Civil rights activist and noted journalist Roger Wilkins, who led the Community Relations Service in the Johnson administration in the 1960s, has died at age 85 in Kensington, Maryland. His family said that the cause of his death was complications from dementia.
Wilkins, nephew of longtime NAACP executive director Roy Wilkins, was selected by President Lyndon Johnson to guide the new office of the U.S. Department of Justice that was to mediate racial disputes and advocate for improving conditions in Black communities during the turbulent era.
“We have to change the way people live,” he told The New York Times in 1967. “All the rest is Band-Aids and lollipops.”
Wilkins left his position when Johnson left office and ended up playing a role in the historic downfall of the president’s successor, Richard Nixon. Wilkins wrote editorials for The Washington Post during the early phases of the unraveling political scandal that is known as Watergate as the result of the break-in by Nixon underlings at the Democratic Party headquarters at the hotel complex.
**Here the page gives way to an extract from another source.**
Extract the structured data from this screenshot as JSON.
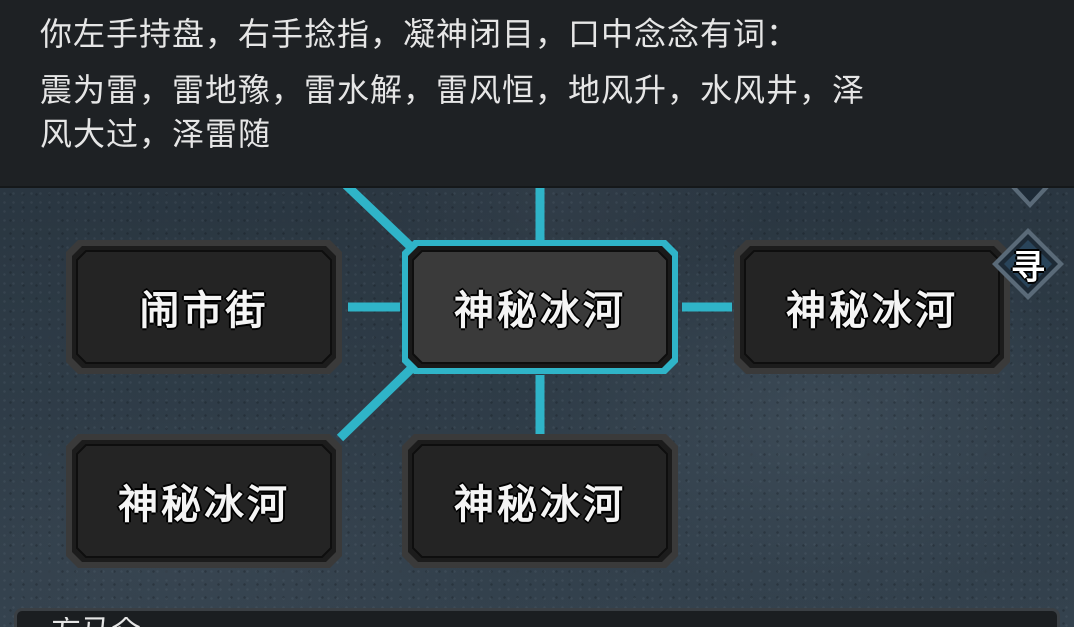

The Post would go on to win the 1973 Pulitzer Prize for Public Service, a staff award.
He left The Post in 1974 to write editorials for The New York Times before moving on to an urban affairs column from 1977 to 79.
A passage from his autobiography “A Man’s Life,” however, revealed that he experienced a lot of frustration along with his successes during his government service and journalism career. Wilkins wrote about the challenges of being “the lead black in white institutions for 16 years.”
Wilkins, who was once an intern for Thurgood Marshall, became one of the first prominent figures to help fuel the explosive growth of George Mason University in Fairfax, Virginia, when he joined the faculty as a history professor in 1987. He retired from George Mason in 2007.
Contributing: The Associated Press